The lesser half of a double bill, The Projected Man (TPM) is a small studio British production. It ran with Island of Terror. The screenplay is mostly a variant retelling of the basic The Fly story with a few other older movies' tropes woven in too. (More on that in the Notes section)
Quick Plot Synopsis
Paul Steiner is trying to perfect his matter transporter device, but his live experiments (guinea pigs) only survive a few minutes afterward. Stumped, he calls in a former associate (and perhaps prior love interest) Pat Hill. She figures he has the polarity wrong, putting the test subject out of sync with normal time. Meanwhile, the department head, Dr. Blanchard is being blackmailed into forcing Steiner to demonstrate his progress or he'll have his funding cut. Steiner and his team tweak the machine and it works! To ensure failure, Blanchard had the power cables sabotaged. The demonstration fails dramatically. Irate at the failure, and at Pat for making goo-goo eyes at his assistant Chris. Steiner pleads with Blanchard for one more demonstration, but he refuses. Steiner goes back to his lab, intending to have himself beamed into Blanchard's living room as proof. Steiner has his secretary, Sheila, help him with the switches. However, when he was half dematerialized, Pat and Chris enter, startling Sheila, who flips the wrong switch. This damages Steiner (badly burned side of head, and right hand), who materializes off target in a London alley. There, he is met by three would-be robbers. One touch of his hand, kills each by electrocution. A crime mystery grows while Steiner roams the streets. Blanchard and his blackmailer are at the lab, trying to steal Steiners experiment recordings. Steiner catches the blackmailer and electrocutes him. He then takes the swooned secretary back to his apartment where he learns more of the sabotage. Angry, he hunts down Blanchard in his home and kills him. Pat and Chris try to persuade Steiner to seek treatment. He runs for a power plant to restore his fading energy. The plant is surrounded by cops, but Pat persuades him to come back to the lab. He does. In the lab, with a supposed reversal program in place, Steiner sets the laser to destroy the equipment, and then turns it on himself.
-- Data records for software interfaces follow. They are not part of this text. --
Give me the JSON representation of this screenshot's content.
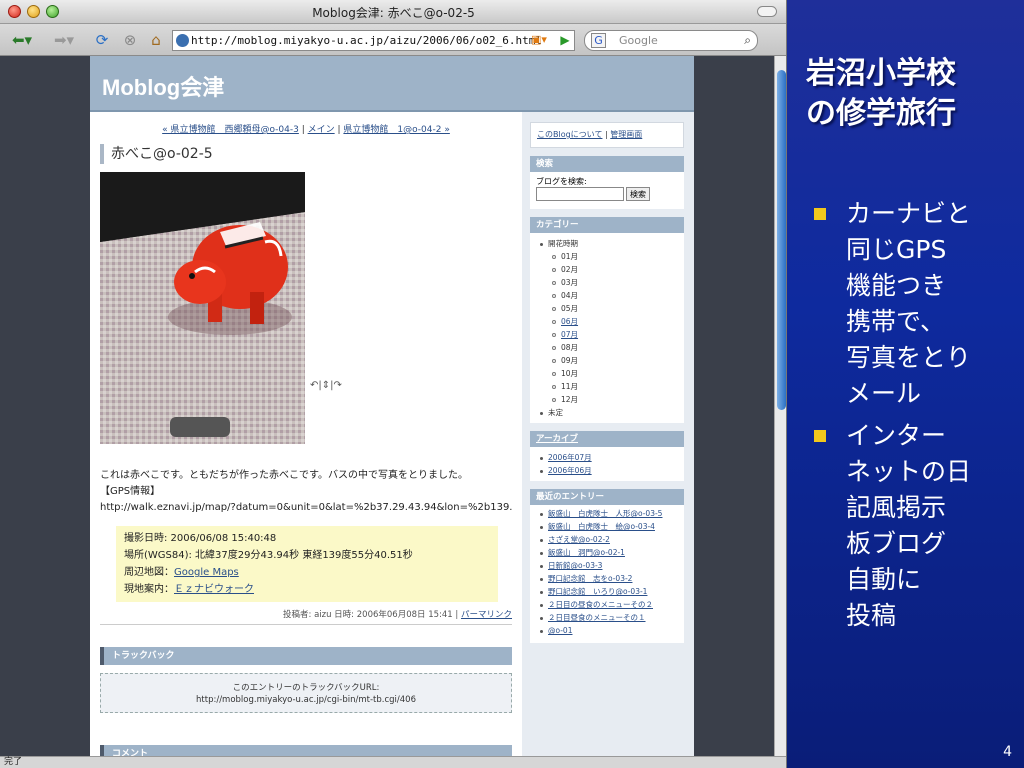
{
  "browser": {
    "window_title": "Moblog会津: 赤べこ@o-02-5",
    "url": "http://moblog.miyakyo-u.ac.jp/aizu/2006/06/o02_6.html",
    "search_placeholder": "Google",
    "search_engine": "G",
    "status": "完了"
  },
  "blog": {
    "name": "Moblog会津",
    "nav": {
      "prev": "« 県立博物館　西郷頼母@o-04-3",
      "sep1": " | ",
      "main": "メイン",
      "sep2": " | ",
      "next": "県立博物館　1@o-04-2 »"
    },
    "entry_title": "赤べこ@o-02-5",
    "rotate_icons": "↶|⇕|↷",
    "body": "これは赤べこです。ともだちが作った赤べこです。バスの中で写真をとりました。",
    "gps_heading": "【GPS情報】",
    "gps_url": "http://walk.eznavi.jp/map/?datum=0&unit=0&lat=%2b37.29.43.94&lon=%2b139.55.40.51&",
    "gps": {
      "date_label": "撮影日時: 2006/06/08 15:40:48",
      "location_label": "場所(WGS84): 北緯37度29分43.94秒 東経139度55分40.51秒",
      "map_label": "周辺地図：",
      "map_link": "Google Maps",
      "guide_label": "現地案内：",
      "guide_link": "Ｅｚナビウォーク"
    },
    "post_info": "投稿者: aizu 日時: 2006年06月08日 15:41 | ",
    "permalink": "パーマリンク",
    "trackback_header": "トラックバック",
    "trackback_label": "このエントリーのトラックバックURL:",
    "trackback_url": "http://moblog.miyakyo-u.ac.jp/cgi-bin/mt-tb.cgi/406",
    "comment_header": "コメント"
  },
  "sidebar": {
    "about": "このBlogについて",
    "admin": "管理画面",
    "search_header": "検索",
    "search_label": "ブログを検索:",
    "search_button": "検索",
    "category_header": "カテゴリー",
    "categories": [
      {
        "label": "開花時期",
        "level": 1,
        "link": false
      },
      {
        "label": "01月",
        "level": 2,
        "link": false
      },
      {
        "label": "02月",
        "level": 2,
        "link": false
      },
      {
        "label": "03月",
        "level": 2,
        "link": false
      },
      {
        "label": "04月",
        "level": 2,
        "link": false
      },
      {
        "label": "05月",
        "level": 2,
        "link": false
      },
      {
        "label": "06月",
        "level": 2,
        "link": true
      },
      {
        "label": "07月",
        "level": 2,
        "link": true
      },
      {
        "label": "08月",
        "level": 2,
        "link": false
      },
      {
        "label": "09月",
        "level": 2,
        "link": false
      },
      {
        "label": "10月",
        "level": 2,
        "link": false
      },
      {
        "label": "11月",
        "level": 2,
        "link": false
      },
      {
        "label": "12月",
        "level": 2,
        "link": false
      },
      {
        "label": "未定",
        "level": 1,
        "link": false
      }
    ],
    "archive_header": "アーカイブ",
    "archives": [
      "2006年07月",
      "2006年06月"
    ],
    "recent_header": "最近のエントリー",
    "recent": [
      "飯盛山　白虎隊士　人形@o-03-5",
      "飯盛山　白虎隊士　絵@o-03-4",
      "さざえ堂@o-02-2",
      "飯盛山　洞門@o-02-1",
      "日新館@o-03-3",
      "野口記念館　志をo-03-2",
      "野口記念館　いろり@o-03-1",
      "２日目の昼食のメニューその２",
      "２日目昼食のメニューその１",
      "@o-01"
    ]
  },
  "slide": {
    "title_line1": "岩沼小学校",
    "title_line2": "の修学旅行",
    "bullet1": [
      "カーナビと",
      "同じGPS",
      "機能つき",
      "携帯で、",
      "写真をとり",
      "メール"
    ],
    "bullet2": [
      "インター",
      "ネットの日",
      "記風掲示",
      "板ブログ",
      "自動に",
      "投稿"
    ],
    "page_number": "4"
  },
  "colors": {
    "slide_bg": "#0e2a9e",
    "bullet_square": "#f2c81c",
    "banner": "#9eb3c8",
    "gps_box": "#fbf9c8",
    "link": "#2a4f8a"
  }
}
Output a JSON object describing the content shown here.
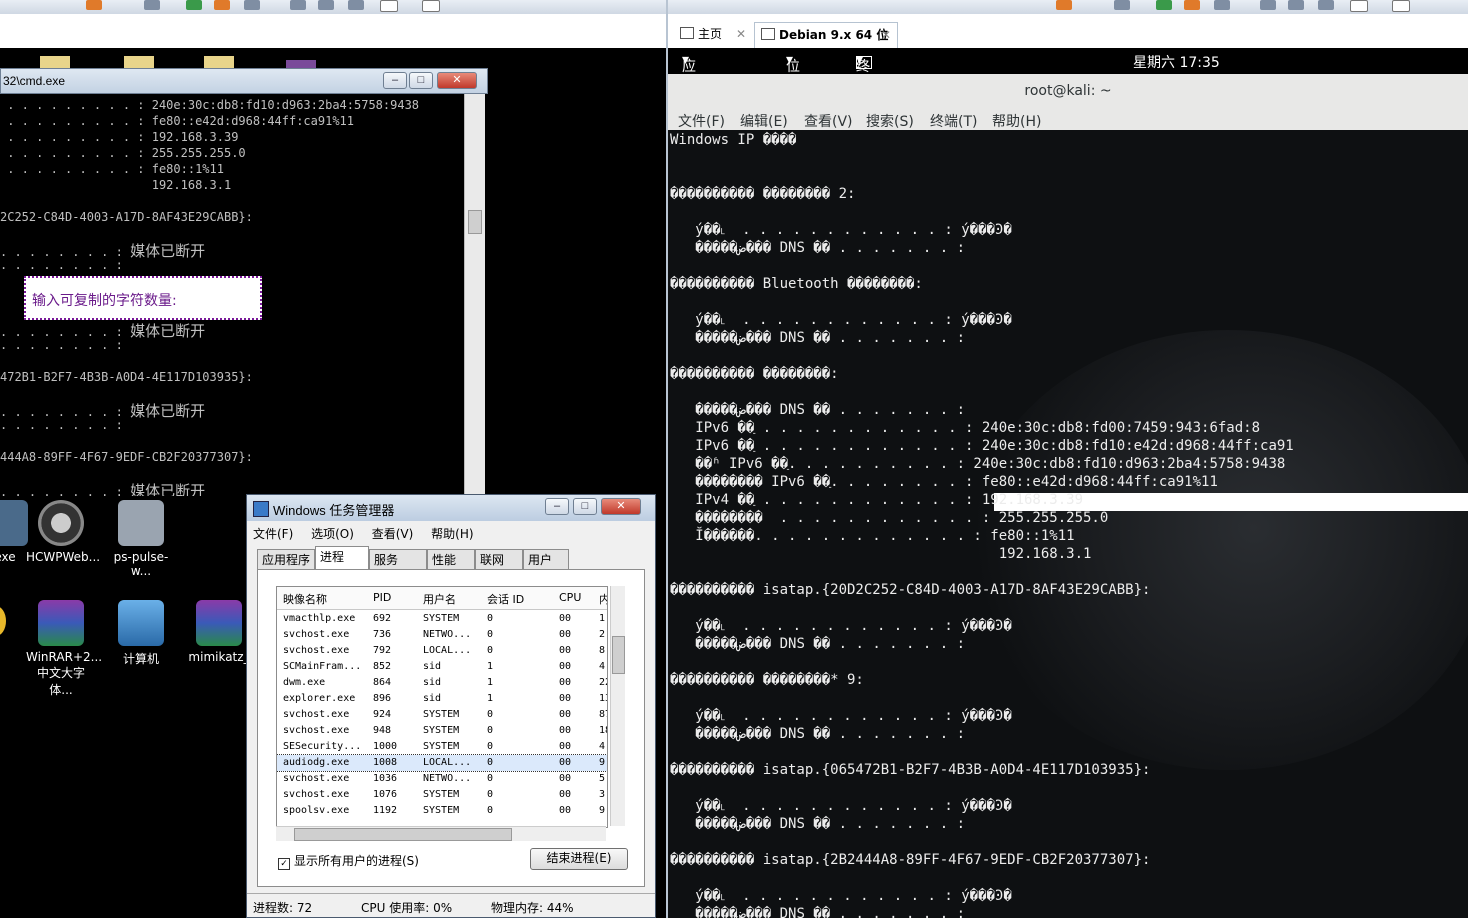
{
  "left_window": {
    "cmd_title": "32\\cmd.exe",
    "popup_text": "输入可复制的字符数量:",
    "lines": [
      {
        "dots": " . . . . . . . . . : ",
        "val": "240e:30c:db8:fd10:d963:2ba4:5758:9438"
      },
      {
        "dots": " . . . . . . . . . : ",
        "val": "fe80::e42d:d968:44ff:ca91%11"
      },
      {
        "dots": " . . . . . . . . . : ",
        "val": "192.168.3.39"
      },
      {
        "dots": " . . . . . . . . . : ",
        "val": "255.255.255.0"
      },
      {
        "dots": " . . . . . . . . . : ",
        "val": "fe80::1%11"
      },
      {
        "dots": "                     ",
        "val": "192.168.3.1"
      }
    ],
    "adapter1": "2C252-C84D-4003-A17D-8AF43E29CABB}:",
    "adapter2": "472B1-B2F7-4B3B-A0D4-4E117D103935}:",
    "adapter3": "444A8-89FF-4F67-9EDF-CB2F20377307}:",
    "media_disconnected": "媒体已断开",
    "dots_colon": ". . . . . . . . :"
  },
  "desktop_icons": [
    {
      "label": "exe"
    },
    {
      "label": "HCWPWeb..."
    },
    {
      "label": "ps-pulse-w..."
    },
    {
      "label": "WinRAR+2...\n中文大字体..."
    },
    {
      "label": "计算机"
    },
    {
      "label": "mimikatz_"
    }
  ],
  "task_manager": {
    "title": "Windows 任务管理器",
    "menu": [
      "文件(F)",
      "选项(O)",
      "查看(V)",
      "帮助(H)"
    ],
    "tabs": [
      "应用程序",
      "进程",
      "服务",
      "性能",
      "联网",
      "用户"
    ],
    "active_tab": "进程",
    "columns": [
      "映像名称",
      "PID",
      "用户名",
      "会话 ID",
      "CPU",
      "内"
    ],
    "rows": [
      [
        "vmacthlp.exe",
        "692",
        "SYSTEM",
        "0",
        "00",
        "1"
      ],
      [
        "svchost.exe",
        "736",
        "NETWO...",
        "0",
        "00",
        "2"
      ],
      [
        "svchost.exe",
        "792",
        "LOCAL...",
        "0",
        "00",
        "8"
      ],
      [
        "SCMainFram...",
        "852",
        "sid",
        "1",
        "00",
        "4"
      ],
      [
        "dwm.exe",
        "864",
        "sid",
        "1",
        "00",
        "22"
      ],
      [
        "explorer.exe",
        "896",
        "sid",
        "1",
        "00",
        "13"
      ],
      [
        "svchost.exe",
        "924",
        "SYSTEM",
        "0",
        "00",
        "87"
      ],
      [
        "svchost.exe",
        "948",
        "SYSTEM",
        "0",
        "00",
        "18"
      ],
      [
        "SESecurity...",
        "1000",
        "SYSTEM",
        "0",
        "00",
        "4"
      ],
      [
        "audiodg.exe",
        "1008",
        "LOCAL...",
        "0",
        "00",
        "9"
      ],
      [
        "svchost.exe",
        "1036",
        "NETWO...",
        "0",
        "00",
        "5"
      ],
      [
        "svchost.exe",
        "1076",
        "SYSTEM",
        "0",
        "00",
        "3"
      ],
      [
        "spoolsv.exe",
        "1192",
        "SYSTEM",
        "0",
        "00",
        "9"
      ]
    ],
    "selected_row": 9,
    "show_all_label": "显示所有用户的进程(S)",
    "end_button": "结束进程(E)",
    "status": {
      "processes": "进程数: 72",
      "cpu": "CPU 使用率: 0%",
      "memory": "物理内存: 44%"
    }
  },
  "vm": {
    "home_tab": "主页",
    "vm_tab": "Debian 9.x 64 位",
    "gnome": {
      "apps": "应用程序",
      "places": "位置",
      "terminal": "终端",
      "clock": "星期六 17:35"
    },
    "term_title": "root@kali: ~",
    "term_menu": [
      "文件(F)",
      "编辑(E)",
      "查看(V)",
      "搜索(S)",
      "终端(T)",
      "帮助(H)"
    ]
  },
  "terminal_lines": [
    "Windows IP ����",
    "",
    "",
    "���������� �������� 2:",
    "",
    "   ý��˪  . . . . . . . . . . . . : ý���Ͽ�",
    "   �����ض��� DNS ��׺ . . . . . . . :",
    "",
    "���������� Bluetooth ��������:",
    "",
    "   ý��˪  . . . . . . . . . . . . : ý���Ͽ�",
    "   �����ض��� DNS ��׺ . . . . . . . :",
    "",
    "���������� ��������:",
    "",
    "   �����ض��� DNS ��׺ . . . . . . . :",
    "   IPv6 ��ַ . . . . . . . . . . . . : 240e:30c:db8:fd00:7459:943:6fad:8",
    "   IPv6 ��ַ . . . . . . . . . . . . : 240e:30c:db8:fd10:e42d:d968:44ff:ca91",
    "   ��ʱ IPv6 ��ַ. . . . . . . . . . : 240e:30c:db8:fd10:d963:2ba4:5758:9438",
    "   �������� IPv6 ��ַ. . . . . . . . : fe80::e42d:d968:44ff:ca91%11",
    "   IPv4 ��ַ . . . . . . . . . . . . : 192.168.3.39",
    "   ��������  . . . . . . . . . . . . : 255.255.255.0",
    "   Ĭ������. . . . . . . . . . . . . : fe80::1%11",
    "                                       192.168.3.1",
    "",
    "���������� isatap.{20D2C252-C84D-4003-A17D-8AF43E29CABB}:",
    "",
    "   ý��˪  . . . . . . . . . . . . : ý���Ͽ�",
    "   �����ض��� DNS ��׺ . . . . . . . :",
    "",
    "���������� ��������* 9:",
    "",
    "   ý��˪  . . . . . . . . . . . . : ý���Ͽ�",
    "   �����ض��� DNS ��׺ . . . . . . . :",
    "",
    "���������� isatap.{065472B1-B2F7-4B3B-A0D4-4E117D103935}:",
    "",
    "   ý��˪  . . . . . . . . . . . . : ý���Ͽ�",
    "   �����ض��� DNS ��׺ . . . . . . . :",
    "",
    "���������� isatap.{2B2444A8-89FF-4F67-9EDF-CB2F20377307}:",
    "",
    "   ý��˪  . . . . . . . . . . . . : ý���Ͽ�",
    "   �����ض��� DNS ��׺ . . . . . . . :"
  ],
  "highlight_line": 20
}
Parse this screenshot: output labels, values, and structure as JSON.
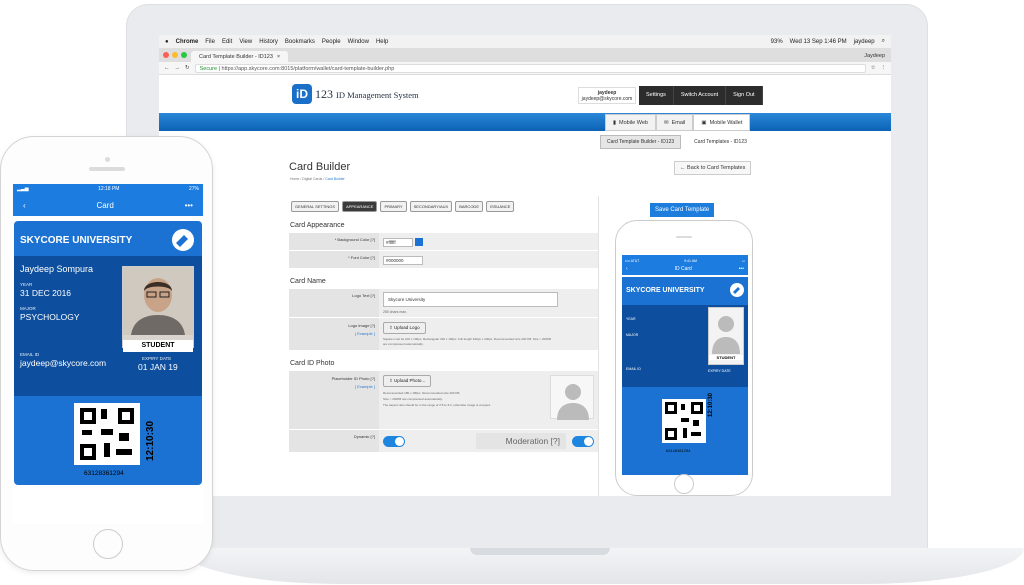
{
  "os_menu": {
    "apple": "",
    "app": "Chrome",
    "items": [
      "File",
      "Edit",
      "View",
      "History",
      "Bookmarks",
      "People",
      "Window",
      "Help"
    ],
    "status": "93%",
    "clock": "Wed 13 Sep 1:46 PM",
    "user": "jaydeep"
  },
  "browser": {
    "tab_title": "Card Template Builder - ID123",
    "profile": "Jaydeep",
    "secure": "Secure",
    "url": "https://app.skycore.com:8015/platform/wallet/card-template-builder.php"
  },
  "site": {
    "logo_badge": "iD",
    "logo_num": "123",
    "logo_name": "ID Management System",
    "user_name": "jaydeep",
    "user_email": "jaydeep@skycore.com",
    "nav": [
      "Settings",
      "Switch Account",
      "Sign Out"
    ],
    "channels": [
      "Mobile Web",
      "Email",
      "Mobile Wallet"
    ],
    "subtabs": [
      "Card Template Builder - ID123",
      "Card Templates - ID123"
    ],
    "title": "Card Builder",
    "breadcrumb_1": "Home",
    "breadcrumb_2": "Digital Cards",
    "breadcrumb_3": "Card Builder",
    "back": "Back to Card Templates",
    "save": "Save Card Template"
  },
  "form": {
    "tabs": [
      "GENERAL SETTINGS",
      "APPEARANCE",
      "PRIMARY",
      "SECONDARY/AUX",
      "BARCODE",
      "ISSUANCE"
    ],
    "appearance_title": "Card Appearance",
    "bg_label": "* Background Color [?]",
    "bg_val": "#ffffff",
    "font_label": "* Font Color [?]",
    "font_val": "#000000",
    "cardname_title": "Card Name",
    "logo_text_label": "Logo Text [?]",
    "logo_text_val": "Skycore University",
    "logo_text_hint": "250 chars max.",
    "logo_image_label": "Logo Image [?]",
    "example": "[ Example ]",
    "upload_logo": "Upload Logo",
    "logo_hint": "Square must be 100 x 100px. Rectangular 320 x 100px. Full length 640px x 100px. Recommended size 200 KB. Size > 200KB are compressed automatically.",
    "photo_title": "Card ID Photo",
    "photo_label": "Placeholder ID Photo [?]",
    "upload_photo": "Upload Photo...",
    "photo_hint1": "Recommended 180 x 180px. Recommended size 200 KB.",
    "photo_hint2": "Size > 200KB are compressed automatically.",
    "photo_hint3": "The aspect ratio should be in the range of 2:5 to 3:2, otherwise image is cropped.",
    "dynamic_label": "Dynamic [?]",
    "moderation_label": "Moderation [?]"
  },
  "small_phone": {
    "carrier": "•••• AT&T",
    "time": "9:41 AM",
    "title": "ID Card",
    "univ": "SKYCORE UNIVERSITY",
    "f1": "YEAR",
    "f2": "MAJOR",
    "f3": "EMAIL ID",
    "f4": "EXPIRY DATE",
    "badge": "STUDENT",
    "clock": "12:10:30",
    "number": "63126361294"
  },
  "large_phone": {
    "time": "12:18 PM",
    "battery": "27%",
    "nav_title": "Card",
    "univ": "SKYCORE UNIVERSITY",
    "name": "Jaydeep Sompura",
    "year_label": "YEAR",
    "year": "31 DEC 2016",
    "major_label": "MAJOR",
    "major": "PSYCHOLOGY",
    "email_label": "EMAIL ID",
    "email": "jaydeep@skycore.com",
    "expiry_label": "EXPIRY DATE",
    "expiry": "01 JAN 19",
    "badge": "STUDENT",
    "clock": "12:10:30",
    "number": "63128361294"
  },
  "colors": {
    "brand": "#1c72d2",
    "dark_card": "#0d4f9e",
    "toggle": "#1f86e0"
  }
}
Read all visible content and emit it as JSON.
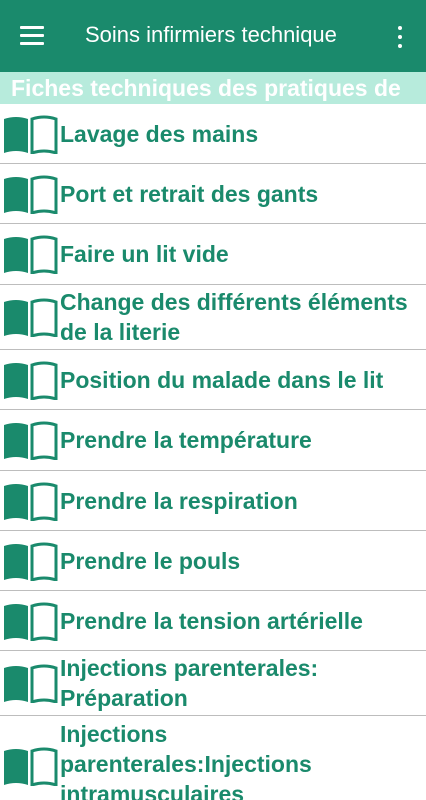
{
  "app": {
    "title": "Soins infirmiers technique",
    "menu_icon": "hamburger-menu-icon",
    "more_icon": "more-vert-icon",
    "colors": {
      "primary": "#1a8a6c",
      "banner": "#b7ebdc",
      "divider": "#bdbdbd"
    }
  },
  "banner": {
    "text": "Fiches techniques des pratiques de"
  },
  "list": {
    "item_icon": "open-book-icon",
    "items": [
      {
        "label": "Lavage des mains"
      },
      {
        "label": "Port et retrait des gants"
      },
      {
        "label": "Faire un lit vide"
      },
      {
        "label": "Change des différents éléments de la literie"
      },
      {
        "label": "Position du malade dans le lit"
      },
      {
        "label": "Prendre la température"
      },
      {
        "label": "Prendre la respiration"
      },
      {
        "label": "Prendre le pouls"
      },
      {
        "label": "Prendre la tension artérielle"
      },
      {
        "label": "Injections parenterales: Préparation"
      },
      {
        "label": "Injections parenterales:Injections intramusculaires"
      }
    ]
  }
}
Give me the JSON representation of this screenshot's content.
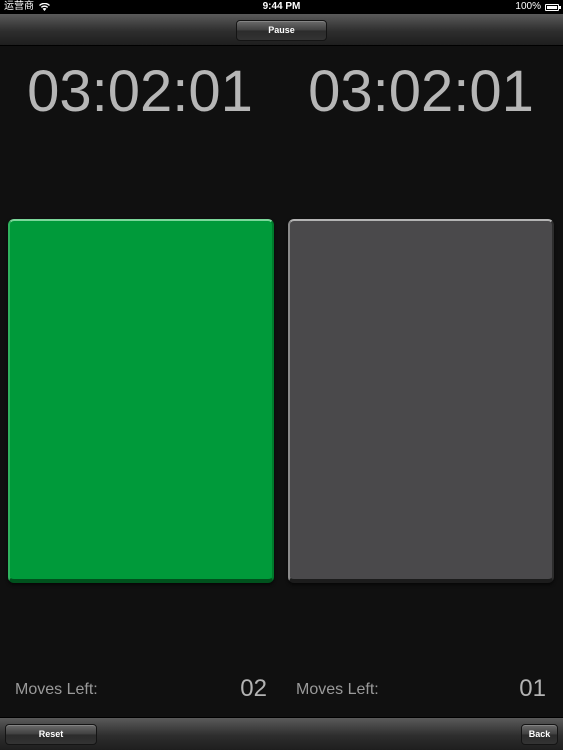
{
  "status_bar": {
    "carrier": "运营商",
    "time": "9:44 PM",
    "battery": "100%"
  },
  "toolbar": {
    "pause_label": "Pause"
  },
  "players": [
    {
      "timer": "03:02:01",
      "moves_label": "Moves Left:",
      "moves_value": "02",
      "pad_color": "#009a3a",
      "active": true
    },
    {
      "timer": "03:02:01",
      "moves_label": "Moves Left:",
      "moves_value": "01",
      "pad_color": "#4a494b",
      "active": false
    }
  ],
  "bottom_bar": {
    "reset_label": "Reset",
    "back_label": "Back"
  },
  "icons": {
    "wifi": "wifi-icon",
    "battery": "battery-icon"
  }
}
He fades into oblivion. The End.
Why is this movie fun?
Even though the plot is predictable, since it's made of several prior tropes, it is fun to see and identify them as they come up.
Cold War Angle
There is more of the traditional science-is-dangerous theme than anything Cold War.
Familiar Medley -- The screenplay of TPM is a medley of several prior stories. The most obvious is The Fly, with the whole matter-transporter-going-awry trope. Instead of a fly-head deformity, Steiner gets the 'burned' trope as in Curse of the Fly and The Telegian. Mixed in, is the deadly touch from The Invisible Ray ('36) and Hand of Death ('62). Stylistically, there is a bit of Phantom of the Opera with Steiner's half-mask, and him hulking around the dark spaces, carrying off a woman, and extracting revenge on his enemies. The Telegian shared this revenge trope too.
Brief Baring -- Perhaps it is only in the UK version (since it's hard to imagine it making past American editors), there is a brief bit of bare-brestedness in TPM. When the Inspector is at the morgue, identifying the three dead criminals, the doctor lifts the sheet over Gloria's body. She's naked, with an obvious bare breast exposed. The British were getting more comfortable with more skin on screen, apparently. This seems evident too in the extended showing of Sheila (the secretary) flitting around in her polka-dotted bra and panties. There was no real plot need for this. The director just wanted to show more skin.
Weak Ending -- Some criticize the ending of TPM as weak -- like the story just stops. Granted, it moves pretty quickly, but it has the same sort of resolution in other made-self-into-monster stories. Steiner decides that he cannot go on living like he is. Nor, does he wish anyone else to turn out like him. So, he pretends to want help in order to get back into the lab. Once at the controls, he sets the machine to blow itself up and nuke him too in the process. Pretty typical.
Strong Woman -- Uncharacteristic for low-budget sci-fi, is a leading woman who is emotionally strong. More typically, the woman on the cast was there to be menaced by the monster, scream a lot, trip while running in high heels, occasionally make food or coffee for the hero(s) and swoon at the hero's embrace. In TPM, Pat shows leadership, determination, and bravery. She's a scientist too, but unlike the usual female scientist who is trumped by the superior male scientists (e.g. Rocketship X-M), she turns out to have the answer that the men missed. Even her fling with Chris (bland as it was) has her more of an equal than a swooner.
Bottom line? TPM is a rehash of many prior tropes and plots. Viewers looking for new and fresh will likely be annoyed. Fans of The Fly and matter-transporter flicks might be amused at yet another installment "Matter Transporters: you're doing it wrong."